“Something must be done”.
Last night’s performance of The Ballad of Johnny Longstaff by The Young’Uns at Oxford Playhouse was one of those experiences that goes beyond simply being an enjoyable night out (which it was). It felt like one of those events that stays with you, quietly whispering in your ear when you are wondering what to do about the times you live in, quietly prodding you to be brave, to do more, to stand up and be counted.
Johnny Longstaff was a real person – his son first approached The Young’Uns at a folk session in a pub, and handed them a list of what Johnny had done in his life, with the idea that there might be a song in there. The result is an album, and this show – currently touring theatres across the UK. Because Johnny’s story needs telling.
The performance started with an intro from the band – actually, only two of the regular trio (Sean Cooney and David Eagle), plus Jack Rutter, who has done an incredible job of getting up to speed with this intricate show, whilst the third Young’Un continues his work as a teacher. They pointed out that they’re musicians, not actors – although that distinction felt irrelevant, because it was immediately clear we were in the hands of master storytellers.
The band used a mix of song, spoken word and animated visuals, combined with original recordings of Johnny telling his story - to take us on a journey. We travelled with him, from the empty bellies of his childhood in Stockton, down to London via a hunger march, through formative experiences in a city where luxury and poverty have long been uneasy bedfellows, and then on to Spain, to fight fascism. The initial thread we follow through the first half then weaves an intricate, vivid tapestry in the second, as we get the details of what Johnny experienced in the Spanish Civil War.
Musically, the show is an absolute treat – sublime harmonies perfectly balancing the precision required in a show of this nature with the sense that you’re hearing an echo of Johnny and his comrades. It’s music as theatre, rather than ‘musical theatre’. The use of instruments is restrained and all the more effect as a result – rather than give every tune a ‘full bodied’ accompaniment, we get repeated phrases interjecting at key points – building up to the emotionally heavy-hitting moments of a reworked ¡Ay Carmela!. The most poignant musical detail for me was right at the end, when we hear Johnny himself singing the song that surviving volunteers sang when they returned to Spain following the death of Franco.

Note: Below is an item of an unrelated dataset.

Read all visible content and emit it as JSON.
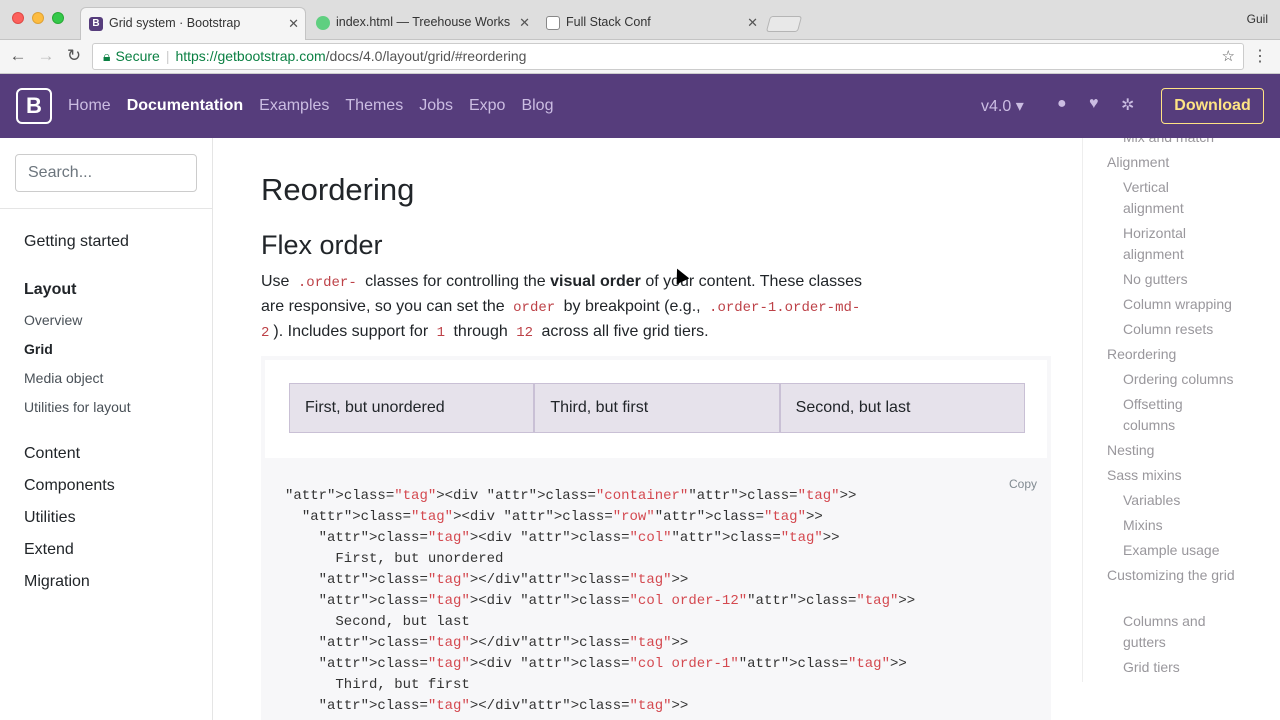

Words like hunger, suffering, war and fascism should not mislead anyone into thinking this is a 'difficult' show – it’s still very much a piece of entertainment. Johnny Longstaff put himself forward for the big events of his time, but the show also captures his humour – it’s there in his recordings (which can be heard in full via the Imperial War Museum), and in a handful of Monty Python-esque moments. It’s really a show about having a deep-felt warmth for fellow humans, regardless of their nationality, religion, ethnicity, background or circumstances, and feeling compelled to act on that – to stand up against forces which threaten to deny others their full human dignity.
The Ballad of Johnny Longstaff sits in excellent company – somewhere between the West End hit War Horse and the Edinburgh award-winning Dispatches on the Red Dress (two of the most moving war story performances I’ve seen), and I would encourage everyone to experience it for themselves. It’s a great story – and so much more - and fully deserved last night's standing ovation.